EXERCISE: The answer must consist of each line below that contains the word "application", copied in full.

TASK INPUT:

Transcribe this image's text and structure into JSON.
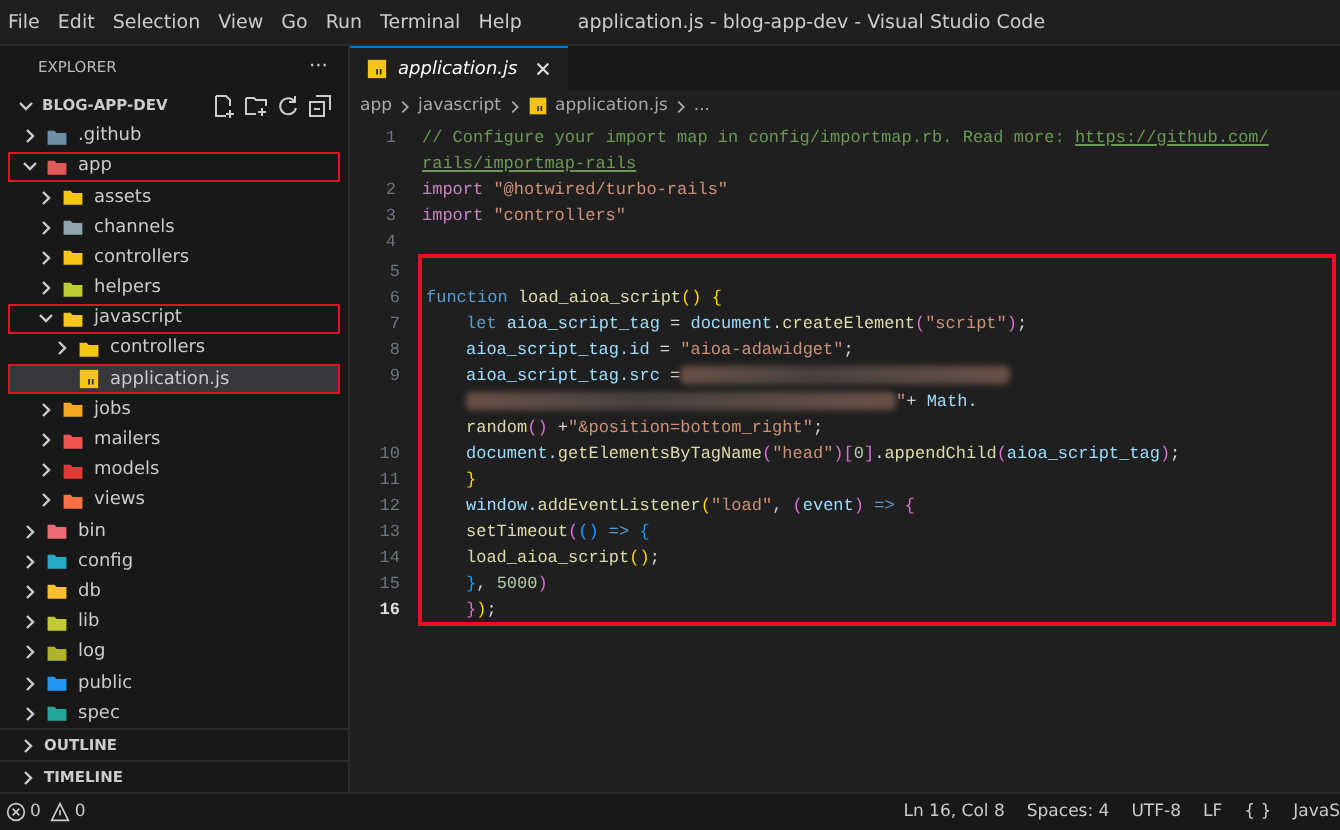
{
  "menu": [
    "File",
    "Edit",
    "Selection",
    "View",
    "Go",
    "Run",
    "Terminal",
    "Help"
  ],
  "window": {
    "title": "application.js - blog-app-dev - Visual Studio Code"
  },
  "sidebar": {
    "title": "EXPLORER",
    "more": "···",
    "project": "BLOG-APP-DEV",
    "tree": [
      {
        "label": ".github",
        "kind": "folder",
        "color": "#6d8fa8",
        "expanded": false,
        "selected": false,
        "highlighted": false
      },
      {
        "label": "app",
        "kind": "folder",
        "color": "#e05a5a",
        "expanded": true,
        "selected": false,
        "highlighted": true,
        "children": [
          {
            "label": "assets",
            "kind": "folder",
            "color": "#f5c518",
            "expanded": false,
            "selected": false,
            "highlighted": false
          },
          {
            "label": "channels",
            "kind": "folder",
            "color": "#90a4ae",
            "expanded": false,
            "selected": false,
            "highlighted": false
          },
          {
            "label": "controllers",
            "kind": "folder",
            "color": "#f5c518",
            "expanded": false,
            "selected": false,
            "highlighted": false
          },
          {
            "label": "helpers",
            "kind": "folder",
            "color": "#c0ca33",
            "expanded": false,
            "selected": false,
            "highlighted": false
          },
          {
            "label": "javascript",
            "kind": "folder",
            "color": "#f5c518",
            "expanded": true,
            "selected": false,
            "highlighted": true,
            "children": [
              {
                "label": "controllers",
                "kind": "folder",
                "color": "#f5c518",
                "expanded": false,
                "selected": false,
                "highlighted": false
              },
              {
                "label": "application.js",
                "kind": "file",
                "color": "#f5c518",
                "selected": true,
                "highlighted": true
              }
            ]
          },
          {
            "label": "jobs",
            "kind": "folder",
            "color": "#f5a623",
            "expanded": false,
            "selected": false,
            "highlighted": false
          },
          {
            "label": "mailers",
            "kind": "folder",
            "color": "#ef5350",
            "expanded": false,
            "selected": false,
            "highlighted": false
          },
          {
            "label": "models",
            "kind": "folder",
            "color": "#e53935",
            "expanded": false,
            "selected": false,
            "highlighted": false
          },
          {
            "label": "views",
            "kind": "folder",
            "color": "#ff7043",
            "expanded": false,
            "selected": false,
            "highlighted": false
          }
        ]
      },
      {
        "label": "bin",
        "kind": "folder",
        "color": "#ec6a74",
        "expanded": false,
        "selected": false,
        "highlighted": false
      },
      {
        "label": "config",
        "kind": "folder",
        "color": "#26a9c6",
        "expanded": false,
        "selected": false,
        "highlighted": false
      },
      {
        "label": "db",
        "kind": "folder",
        "color": "#fbc02d",
        "expanded": false,
        "selected": false,
        "highlighted": false
      },
      {
        "label": "lib",
        "kind": "folder",
        "color": "#c0ca33",
        "expanded": false,
        "selected": false,
        "highlighted": false
      },
      {
        "label": "log",
        "kind": "folder",
        "color": "#afb42b",
        "expanded": false,
        "selected": false,
        "highlighted": false
      },
      {
        "label": "public",
        "kind": "folder",
        "color": "#2196f3",
        "expanded": false,
        "selected": false,
        "highlighted": false
      },
      {
        "label": "spec",
        "kind": "folder",
        "color": "#26a69a",
        "expanded": false,
        "selected": false,
        "highlighted": false
      }
    ],
    "sections": [
      {
        "label": "OUTLINE",
        "expanded": false
      },
      {
        "label": "TIMELINE",
        "expanded": false
      }
    ]
  },
  "tabs": [
    {
      "label": "application.js",
      "selected": true
    }
  ],
  "breadcrumbs": [
    "app",
    "javascript",
    "application.js",
    "..."
  ],
  "code": {
    "groups": [
      {
        "highlighted": false,
        "lines": [
          {
            "number": "1",
            "current": false,
            "rows": [
              {
                "indent": false,
                "tokens": [
                  {
                    "text": "// Configure your import map in config/importmap.rb. Read more:",
                    "kind": "comment",
                    "spaced": false
                  },
                  {
                    "text": "https://github.com/",
                    "kind": "link",
                    "spaced": true
                  }
                ]
              },
              {
                "indent": false,
                "tokens": [
                  {
                    "text": "rails/importmap-rails",
                    "kind": "link",
                    "spaced": false
                  }
                ]
              }
            ]
          },
          {
            "number": "2",
            "current": false,
            "rows": [
              {
                "indent": false,
                "tokens": [
                  {
                    "text": "import",
                    "kind": "import",
                    "spaced": false
                  },
                  {
                    "text": "\"@hotwired/turbo-rails\"",
                    "kind": "string",
                    "spaced": true
                  }
                ]
              }
            ]
          },
          {
            "number": "3",
            "current": false,
            "rows": [
              {
                "indent": false,
                "tokens": [
                  {
                    "text": "import",
                    "kind": "import",
                    "spaced": false
                  },
                  {
                    "text": "\"controllers\"",
                    "kind": "string",
                    "spaced": true
                  }
                ]
              }
            ]
          },
          {
            "number": "4",
            "current": false
          }
        ]
      },
      {
        "highlighted": true,
        "lines": [
          {
            "number": "5",
            "current": false
          },
          {
            "number": "6",
            "current": false,
            "rows": [
              {
                "indent": false,
                "tokens": [
                  {
                    "text": "function",
                    "kind": "keyword",
                    "spaced": false
                  },
                  {
                    "text": "load_aioa_script",
                    "kind": "func",
                    "spaced": true
                  },
                  {
                    "text": "()",
                    "kind": "bracket",
                    "spaced": false
                  },
                  {
                    "text": "{",
                    "kind": "bracket",
                    "spaced": true
                  }
                ]
              }
            ]
          },
          {
            "number": "7",
            "current": false,
            "rows": [
              {
                "indent": true,
                "tokens": [
                  {
                    "text": "let",
                    "kind": "keyword",
                    "spaced": false
                  },
                  {
                    "text": "aioa_script_tag",
                    "kind": "var",
                    "spaced": true
                  },
                  {
                    "text": "=",
                    "kind": "plain",
                    "spaced": true
                  },
                  {
                    "text": "document",
                    "kind": "var",
                    "spaced": true
                  },
                  {
                    "text": ".",
                    "kind": "plain",
                    "spaced": false
                  },
                  {
                    "text": "createElement",
                    "kind": "func",
                    "spaced": false
                  },
                  {
                    "text": "(",
                    "kind": "bracket2",
                    "spaced": false
                  },
                  {
                    "text": "\"script\"",
                    "kind": "string",
                    "spaced": false
                  },
                  {
                    "text": ")",
                    "kind": "bracket2",
                    "spaced": false
                  },
                  {
                    "text": ";",
                    "kind": "plain",
                    "spaced": false
                  }
                ]
              }
            ]
          },
          {
            "number": "8",
            "current": false,
            "rows": [
              {
                "indent": true,
                "tokens": [
                  {
                    "text": "aioa_script_tag.id",
                    "kind": "var",
                    "spaced": false
                  },
                  {
                    "text": "=",
                    "kind": "plain",
                    "spaced": true
                  },
                  {
                    "text": "\"aioa-adawidget\"",
                    "kind": "string",
                    "spaced": true
                  },
                  {
                    "text": ";",
                    "kind": "plain",
                    "spaced": false
                  }
                ]
              }
            ]
          },
          {
            "number": "9",
            "current": false,
            "rows": [
              {
                "indent": true,
                "tokens": [
                  {
                    "text": "aioa_script_tag.src",
                    "kind": "var",
                    "spaced": false
                  },
                  {
                    "text": "=",
                    "kind": "plain",
                    "spaced": true
                  },
                  {
                    "kind": "blur",
                    "spaced": true
                  }
                ]
              },
              {
                "indent": true,
                "tokens": [
                  {
                    "kind": "blur-wide",
                    "spaced": false
                  },
                  {
                    "text": "\"",
                    "kind": "string",
                    "spaced": false
                  },
                  {
                    "text": "+",
                    "kind": "plain",
                    "spaced": false
                  },
                  {
                    "text": "Math.",
                    "kind": "var",
                    "spaced": true
                  }
                ]
              },
              {
                "indent": true,
                "tokens": [
                  {
                    "text": "random",
                    "kind": "func",
                    "spaced": false
                  },
                  {
                    "text": "()",
                    "kind": "bracket2",
                    "spaced": false
                  },
                  {
                    "text": "+",
                    "kind": "plain",
                    "spaced": true
                  },
                  {
                    "text": "\"&position=bottom_right\"",
                    "kind": "string",
                    "spaced": false
                  },
                  {
                    "text": ";",
                    "kind": "plain",
                    "spaced": false
                  }
                ]
              }
            ]
          },
          {
            "number": "10",
            "current": false,
            "rows": [
              {
                "indent": true,
                "tokens": [
                  {
                    "text": "document.",
                    "kind": "var",
                    "spaced": false
                  },
                  {
                    "text": "getElementsByTagName",
                    "kind": "func",
                    "spaced": false
                  },
                  {
                    "text": "(",
                    "kind": "bracket2",
                    "spaced": false
                  },
                  {
                    "text": "\"head\"",
                    "kind": "string",
                    "spaced": false
                  },
                  {
                    "text": ")[",
                    "kind": "bracket2",
                    "spaced": false
                  },
                  {
                    "text": "0",
                    "kind": "number",
                    "spaced": false
                  },
                  {
                    "text": "]",
                    "kind": "bracket2",
                    "spaced": false
                  },
                  {
                    "text": ".",
                    "kind": "plain",
                    "spaced": false
                  },
                  {
                    "text": "appendChild",
                    "kind": "func",
                    "spaced": false
                  },
                  {
                    "text": "(",
                    "kind": "bracket2",
                    "spaced": false
                  },
                  {
                    "text": "aioa_script_tag",
                    "kind": "var",
                    "spaced": false
                  },
                  {
                    "text": ")",
                    "kind": "bracket2",
                    "spaced": false
                  },
                  {
                    "text": ";",
                    "kind": "plain",
                    "spaced": false
                  }
                ]
              }
            ]
          },
          {
            "number": "11",
            "current": false,
            "rows": [
              {
                "indent": true,
                "tokens": [
                  {
                    "text": "}",
                    "kind": "bracket",
                    "spaced": false
                  }
                ]
              }
            ]
          },
          {
            "number": "12",
            "current": false,
            "rows": [
              {
                "indent": true,
                "tokens": [
                  {
                    "text": "window.",
                    "kind": "var",
                    "spaced": false
                  },
                  {
                    "text": "addEventListener",
                    "kind": "func",
                    "spaced": false
                  },
                  {
                    "text": "(",
                    "kind": "bracket",
                    "spaced": false
                  },
                  {
                    "text": "\"load\"",
                    "kind": "string",
                    "spaced": false
                  },
                  {
                    "text": ",",
                    "kind": "plain",
                    "spaced": false
                  },
                  {
                    "text": "(",
                    "kind": "bracket2",
                    "spaced": true
                  },
                  {
                    "text": "event",
                    "kind": "var",
                    "spaced": false
                  },
                  {
                    "text": ")",
                    "kind": "bracket2",
                    "spaced": false
                  },
                  {
                    "text": "=>",
                    "kind": "keyword",
                    "spaced": true
                  },
                  {
                    "text": "{",
                    "kind": "bracket2",
                    "spaced": true
                  }
                ]
              }
            ]
          },
          {
            "number": "13",
            "current": false,
            "rows": [
              {
                "indent": true,
                "tokens": [
                  {
                    "text": "setTimeout",
                    "kind": "func",
                    "spaced": false
                  },
                  {
                    "text": "(",
                    "kind": "bracket2",
                    "spaced": false
                  },
                  {
                    "text": "()",
                    "kind": "bracket3",
                    "spaced": false
                  },
                  {
                    "text": "=>",
                    "kind": "keyword",
                    "spaced": true
                  },
                  {
                    "text": "{",
                    "kind": "bracket3",
                    "spaced": true
                  }
                ]
              }
            ]
          },
          {
            "number": "14",
            "current": false,
            "rows": [
              {
                "indent": true,
                "tokens": [
                  {
                    "text": "load_aioa_script",
                    "kind": "func",
                    "spaced": false
                  },
                  {
                    "text": "()",
                    "kind": "bracket",
                    "spaced": false
                  },
                  {
                    "text": ";",
                    "kind": "plain",
                    "spaced": false
                  }
                ]
              }
            ]
          },
          {
            "number": "15",
            "current": false,
            "rows": [
              {
                "indent": true,
                "tokens": [
                  {
                    "text": "}",
                    "kind": "bracket3",
                    "spaced": false
                  },
                  {
                    "text": ",",
                    "kind": "plain",
                    "spaced": false
                  },
                  {
                    "text": "5000",
                    "kind": "number",
                    "spaced": true
                  },
                  {
                    "text": ")",
                    "kind": "bracket2",
                    "spaced": false
                  }
                ]
              }
            ]
          },
          {
            "number": "16",
            "current": true,
            "rows": [
              {
                "indent": true,
                "tokens": [
                  {
                    "text": "}",
                    "kind": "bracket2",
                    "spaced": false
                  },
                  {
                    "text": ")",
                    "kind": "bracket",
                    "spaced": false
                  },
                  {
                    "text": ";",
                    "kind": "plain",
                    "spaced": false
                  }
                ]
              }
            ]
          }
        ]
      }
    ]
  },
  "status_bar": {
    "errors": "0",
    "warnings": "0",
    "items": [
      "Ln 16, Col 8",
      "Spaces: 4",
      "UTF-8",
      "LF",
      "{ }",
      "JavaS"
    ]
  }
}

ANSWER:
    "title": "application.js - blog-app-dev - Visual Studio Code"
                "label": "application.js",
      "label": "application.js",
    "application.js",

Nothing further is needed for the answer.